Below Your foyer ceiling is perfect for a simple, flat-stock paneled ceiling treatment like the one I installed in this foyer. All you’d need is a sheet of 1/2″ mdf board, some panel moldings to trim the inside of the frames and some sort of small crown to finish it off.
You can come up with any panel layout you want. I based this one on an Manhattan historic home I saw in Architectural digest years ago. Don’t forget to plan for some fun ornate appliques!
5. Window Valance Box
You’ve plenty of room for a nice valance box over the picture window. You could build it so your sheers hang from inside the box.
So there you have it, my molding ideas for your great room. Do any of these ideas help you at all?
Marijke, your great room has a whole lot of molding potential. Promise you and Joel will keep us posted on your progress! And feel free to ask more questions any time, I’m here to help.
Good luck installing your moldings!
[This is part of my How to Install Crown Molding Series.]
Joel and I read your post together and loved your ideas. We have the baseboards painted in the basement but haven’t put them back up yet since installing the hardwood floor ourselves. It’s about 3 inches and now after reading your post we are wondering if we need to get something bigger. We can make it look bigger by hiding a gap with the quarter round that will need to go down too. This project is going to take a while but we will definitely take pics along the way and keep you posted. I think we are going to do just about all the suggestions that you gave us. I really like the entryway idea. We could also do something like that in the formal dining room (that is to the right of front door once you step inside).
We really like moldings and would plan on doing this regardless but just out of curiosity, does this add any value to the house?
Thank you so much !!!
Moldings always add value to a home. More importantly, however, if there are multiple houses for sale in your area similar to yours in both price and size, the house with moldings will sell first.

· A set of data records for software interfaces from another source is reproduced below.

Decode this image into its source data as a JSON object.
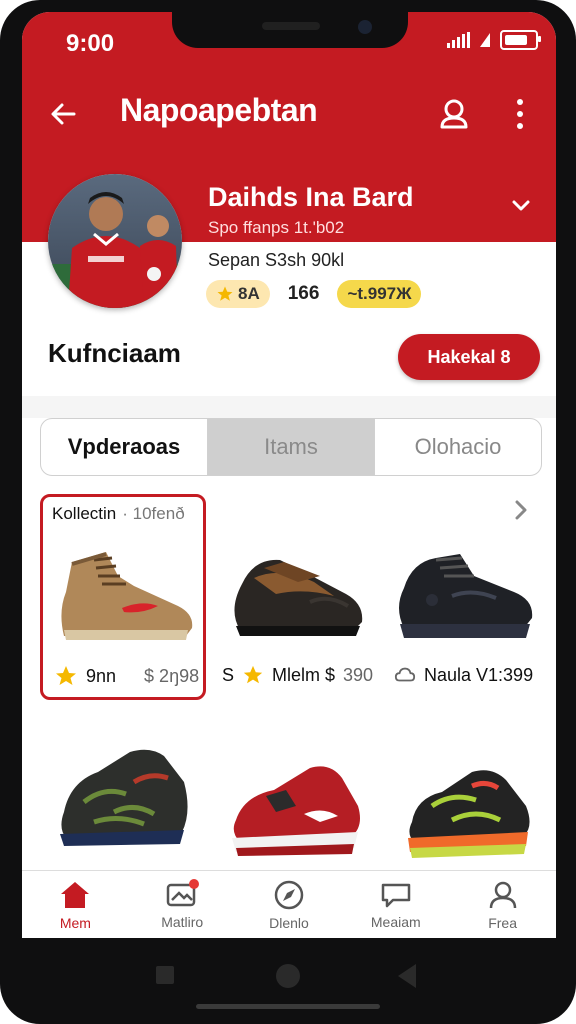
{
  "status": {
    "time": "9:00"
  },
  "appbar": {
    "title": "Napoapebtan"
  },
  "profile": {
    "name": "Daihds Ina Bard",
    "handle": "Spo ffanps 1t.'b02",
    "subtitle": "Sepan S3sh 90kl",
    "rating_badge": "8A",
    "count": "166",
    "points_badge": "~t.997Ж"
  },
  "section": {
    "title": "Kufnciaam",
    "follow_label": "Hakekal 8"
  },
  "tabs": [
    {
      "label": "Vpderaoas"
    },
    {
      "label": "Itams"
    },
    {
      "label": "Olohacio"
    }
  ],
  "collection": {
    "label": "Kollectin",
    "count": "· 10fenð"
  },
  "products": [
    {
      "name": "9nn",
      "price": "$ 2ŋ98"
    },
    {
      "prefix": "S",
      "name": "Mlelm $",
      "price": "390"
    },
    {
      "name": "Naula V1:399"
    }
  ],
  "nav": [
    {
      "label": "Mem",
      "icon": "home-icon"
    },
    {
      "label": "Matliro",
      "icon": "image-icon"
    },
    {
      "label": "Dlenlo",
      "icon": "compass-icon"
    },
    {
      "label": "Meaiam",
      "icon": "chat-icon"
    },
    {
      "label": "Frea",
      "icon": "person-icon"
    }
  ],
  "colors": {
    "brand": "#c41b22",
    "star": "#f5b800"
  }
}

But don’t let that be your deciding factor. Really nice moldings should be for you and your family, not the next.
Keep us posted!